(Beginning of Input records)
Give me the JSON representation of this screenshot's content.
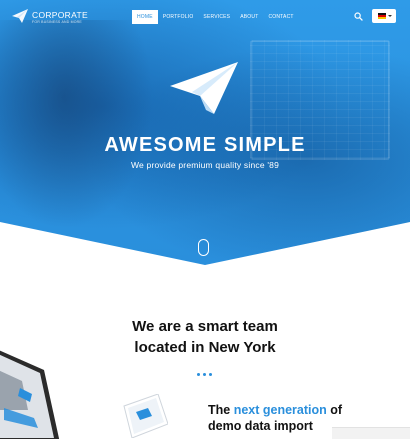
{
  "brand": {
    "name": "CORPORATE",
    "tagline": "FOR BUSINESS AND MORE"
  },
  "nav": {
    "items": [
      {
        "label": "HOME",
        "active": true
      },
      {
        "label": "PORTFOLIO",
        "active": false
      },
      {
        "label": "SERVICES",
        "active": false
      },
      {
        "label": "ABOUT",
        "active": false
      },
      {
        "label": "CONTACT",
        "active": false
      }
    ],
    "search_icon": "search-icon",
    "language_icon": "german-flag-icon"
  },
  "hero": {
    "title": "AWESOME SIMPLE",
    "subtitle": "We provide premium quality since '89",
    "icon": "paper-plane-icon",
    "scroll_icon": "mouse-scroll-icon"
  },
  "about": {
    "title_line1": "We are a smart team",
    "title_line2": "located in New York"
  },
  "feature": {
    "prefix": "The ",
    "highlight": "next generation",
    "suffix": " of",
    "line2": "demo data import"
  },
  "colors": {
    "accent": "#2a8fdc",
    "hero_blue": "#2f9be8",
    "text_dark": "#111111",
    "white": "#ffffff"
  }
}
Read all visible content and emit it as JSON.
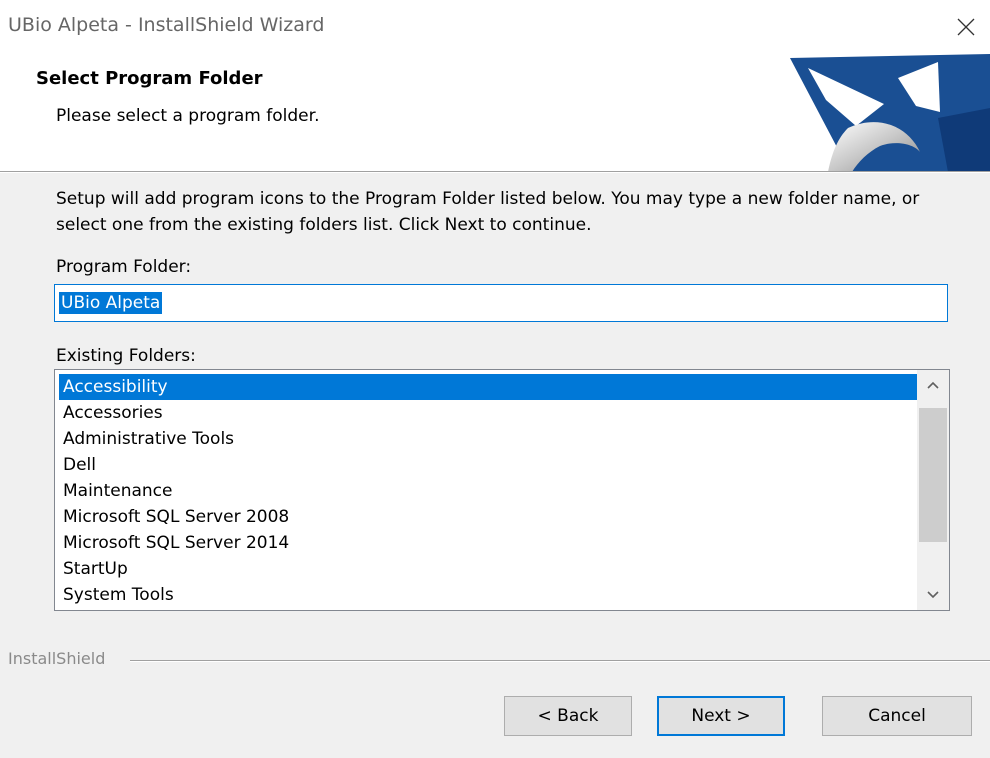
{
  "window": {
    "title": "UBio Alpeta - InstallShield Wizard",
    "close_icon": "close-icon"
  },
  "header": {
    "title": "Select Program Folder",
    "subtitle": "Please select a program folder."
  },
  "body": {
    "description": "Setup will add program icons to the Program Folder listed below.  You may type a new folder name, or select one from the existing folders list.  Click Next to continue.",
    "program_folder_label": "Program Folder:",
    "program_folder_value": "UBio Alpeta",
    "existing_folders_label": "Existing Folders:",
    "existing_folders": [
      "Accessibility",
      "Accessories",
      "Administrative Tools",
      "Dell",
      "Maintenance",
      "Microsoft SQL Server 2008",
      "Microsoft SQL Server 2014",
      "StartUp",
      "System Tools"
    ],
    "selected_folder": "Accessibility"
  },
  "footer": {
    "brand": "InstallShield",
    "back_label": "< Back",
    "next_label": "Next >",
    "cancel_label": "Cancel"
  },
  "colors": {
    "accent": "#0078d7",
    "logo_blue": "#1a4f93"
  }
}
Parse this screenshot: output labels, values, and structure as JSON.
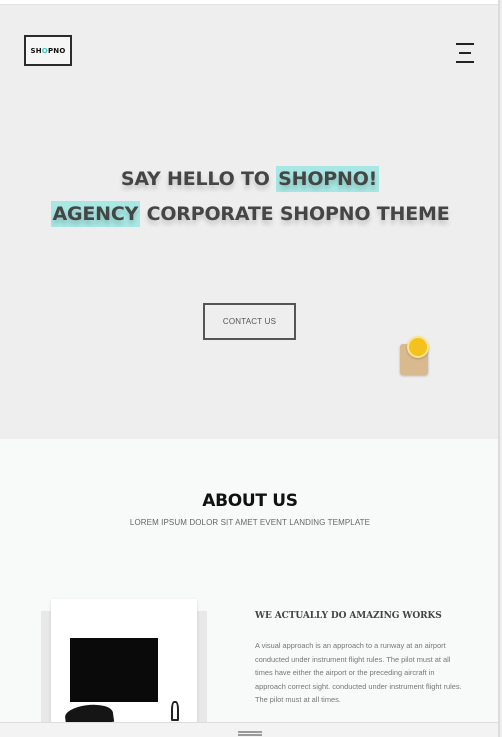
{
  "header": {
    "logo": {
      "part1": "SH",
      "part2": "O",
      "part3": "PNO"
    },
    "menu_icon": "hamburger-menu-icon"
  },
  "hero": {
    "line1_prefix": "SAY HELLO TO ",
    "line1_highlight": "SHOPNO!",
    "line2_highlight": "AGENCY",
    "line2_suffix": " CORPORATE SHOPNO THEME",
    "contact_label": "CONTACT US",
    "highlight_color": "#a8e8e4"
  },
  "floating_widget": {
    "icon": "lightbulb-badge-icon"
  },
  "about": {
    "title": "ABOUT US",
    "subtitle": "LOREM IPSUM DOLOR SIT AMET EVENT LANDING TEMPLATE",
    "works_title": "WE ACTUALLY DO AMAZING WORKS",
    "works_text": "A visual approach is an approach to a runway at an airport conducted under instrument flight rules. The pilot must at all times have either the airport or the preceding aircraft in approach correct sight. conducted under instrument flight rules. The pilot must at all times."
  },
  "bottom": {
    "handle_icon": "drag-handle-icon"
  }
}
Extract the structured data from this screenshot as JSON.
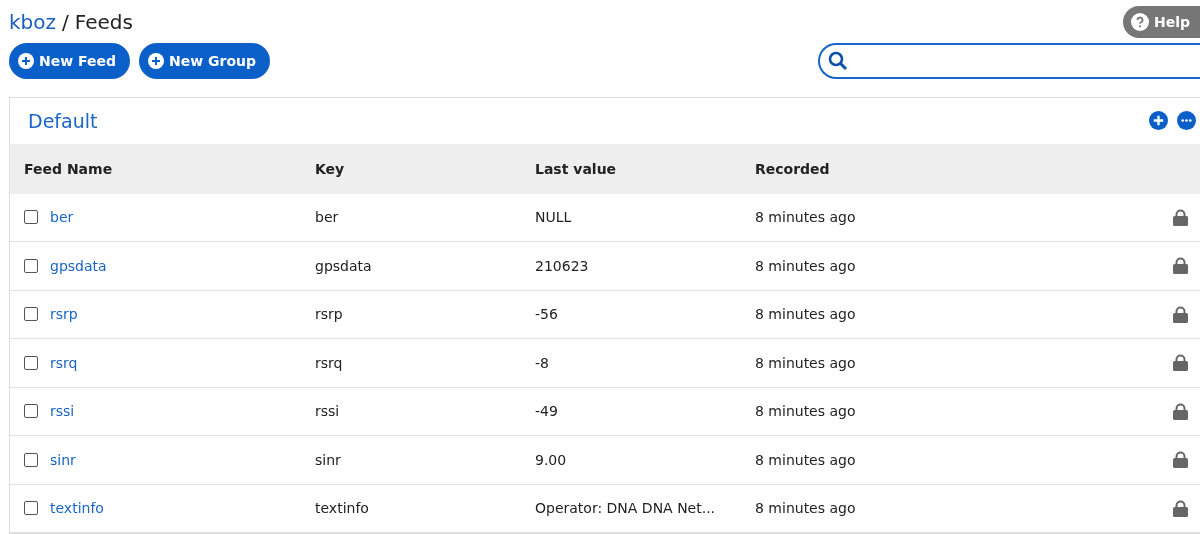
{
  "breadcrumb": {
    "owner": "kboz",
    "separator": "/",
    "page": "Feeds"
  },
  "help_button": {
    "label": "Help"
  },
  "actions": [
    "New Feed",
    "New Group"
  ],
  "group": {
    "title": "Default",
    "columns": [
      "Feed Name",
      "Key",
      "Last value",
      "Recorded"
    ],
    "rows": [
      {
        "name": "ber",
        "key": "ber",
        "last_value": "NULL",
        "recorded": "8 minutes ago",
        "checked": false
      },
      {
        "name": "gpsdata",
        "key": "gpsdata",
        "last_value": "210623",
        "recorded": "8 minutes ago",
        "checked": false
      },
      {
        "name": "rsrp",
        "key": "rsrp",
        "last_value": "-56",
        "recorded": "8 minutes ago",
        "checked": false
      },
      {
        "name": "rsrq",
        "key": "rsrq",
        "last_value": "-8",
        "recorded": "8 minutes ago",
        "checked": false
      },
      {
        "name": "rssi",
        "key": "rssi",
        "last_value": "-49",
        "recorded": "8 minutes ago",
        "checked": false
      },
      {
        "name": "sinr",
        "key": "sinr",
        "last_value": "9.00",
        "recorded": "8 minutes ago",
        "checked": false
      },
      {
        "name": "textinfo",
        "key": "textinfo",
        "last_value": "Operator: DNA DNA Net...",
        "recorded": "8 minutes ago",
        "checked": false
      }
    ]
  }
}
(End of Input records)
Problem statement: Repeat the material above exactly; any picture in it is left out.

Your response:
Give me the JSON representation of this screenshot's content.
{
  "brand": {
    "name": "CORPORATE",
    "tagline": "FOR BUSINESS AND MORE"
  },
  "nav": {
    "items": [
      {
        "label": "HOME",
        "active": true
      },
      {
        "label": "PORTFOLIO",
        "active": false
      },
      {
        "label": "SERVICES",
        "active": false
      },
      {
        "label": "ABOUT",
        "active": false
      },
      {
        "label": "CONTACT",
        "active": false
      }
    ],
    "search_icon": "search-icon",
    "language_icon": "german-flag-icon"
  },
  "hero": {
    "title": "AWESOME SIMPLE",
    "subtitle": "We provide premium quality since '89",
    "icon": "paper-plane-icon",
    "scroll_icon": "mouse-scroll-icon"
  },
  "about": {
    "title_line1": "We are a smart team",
    "title_line2": "located in New York"
  },
  "feature": {
    "prefix": "The ",
    "highlight": "next generation",
    "suffix": " of",
    "line2": "demo data import"
  },
  "colors": {
    "accent": "#2a8fdc",
    "hero_blue": "#2f9be8",
    "text_dark": "#111111",
    "white": "#ffffff"
  }
}
Read all visible content and emit it as JSON.
{
  "window": {
    "title": "UBio Alpeta - InstallShield Wizard",
    "close_icon": "close-icon"
  },
  "header": {
    "title": "Select Program Folder",
    "subtitle": "Please select a program folder."
  },
  "body": {
    "description": "Setup will add program icons to the Program Folder listed below.  You may type a new folder name, or select one from the existing folders list.  Click Next to continue.",
    "program_folder_label": "Program Folder:",
    "program_folder_value": "UBio Alpeta",
    "existing_folders_label": "Existing Folders:",
    "existing_folders": [
      "Accessibility",
      "Accessories",
      "Administrative Tools",
      "Dell",
      "Maintenance",
      "Microsoft SQL Server 2008",
      "Microsoft SQL Server 2014",
      "StartUp",
      "System Tools"
    ],
    "selected_folder": "Accessibility"
  },
  "footer": {
    "brand": "InstallShield",
    "back_label": "< Back",
    "next_label": "Next >",
    "cancel_label": "Cancel"
  },
  "colors": {
    "accent": "#0078d7",
    "logo_blue": "#1a4f93"
  }
}
Parse this screenshot: output labels, values, and structure as JSON.
{
  "header": {
    "logo": {
      "part1": "SH",
      "part2": "O",
      "part3": "PNO"
    },
    "menu_icon": "hamburger-menu-icon"
  },
  "hero": {
    "line1_prefix": "SAY HELLO TO ",
    "line1_highlight": "SHOPNO!",
    "line2_highlight": "AGENCY",
    "line2_suffix": " CORPORATE SHOPNO THEME",
    "contact_label": "CONTACT US",
    "highlight_color": "#a8e8e4"
  },
  "floating_widget": {
    "icon": "lightbulb-badge-icon"
  },
  "about": {
    "title": "ABOUT US",
    "subtitle": "LOREM IPSUM DOLOR SIT AMET EVENT LANDING TEMPLATE",
    "works_title": "WE ACTUALLY DO AMAZING WORKS",
    "works_text": "A visual approach is an approach to a runway at an airport conducted under instrument flight rules. The pilot must at all times have either the airport or the preceding aircraft in approach correct sight. conducted under instrument flight rules. The pilot must at all times."
  },
  "bottom": {
    "handle_icon": "drag-handle-icon"
  }
}
Extract the structured data from this screenshot as JSON.
{
  "breadcrumb": {
    "owner": "kboz",
    "separator": "/",
    "page": "Feeds"
  },
  "help_button": {
    "label": "Help"
  },
  "actions": [
    "New Feed",
    "New Group"
  ],
  "group": {
    "title": "Default",
    "columns": [
      "Feed Name",
      "Key",
      "Last value",
      "Recorded"
    ],
    "rows": [
      {
        "name": "ber",
        "key": "ber",
        "last_value": "NULL",
        "recorded": "8 minutes ago",
        "checked": false
      },
      {
        "name": "gpsdata",
        "key": "gpsdata",
        "last_value": "210623",
        "recorded": "8 minutes ago",
        "checked": false
      },
      {
        "name": "rsrp",
        "key": "rsrp",
        "last_value": "-56",
        "recorded": "8 minutes ago",
        "checked": false
      },
      {
        "name": "rsrq",
        "key": "rsrq",
        "last_value": "-8",
        "recorded": "8 minutes ago",
        "checked": false
      },
      {
        "name": "rssi",
        "key": "rssi",
        "last_value": "-49",
        "recorded": "8 minutes ago",
        "checked": false
      },
      {
        "name": "sinr",
        "key": "sinr",
        "last_value": "9.00",
        "recorded": "8 minutes ago",
        "checked": false
      },
      {
        "name": "textinfo",
        "key": "textinfo",
        "last_value": "Operator: DNA DNA Net...",
        "recorded": "8 minutes ago",
        "checked": false
      }
    ]
  }
}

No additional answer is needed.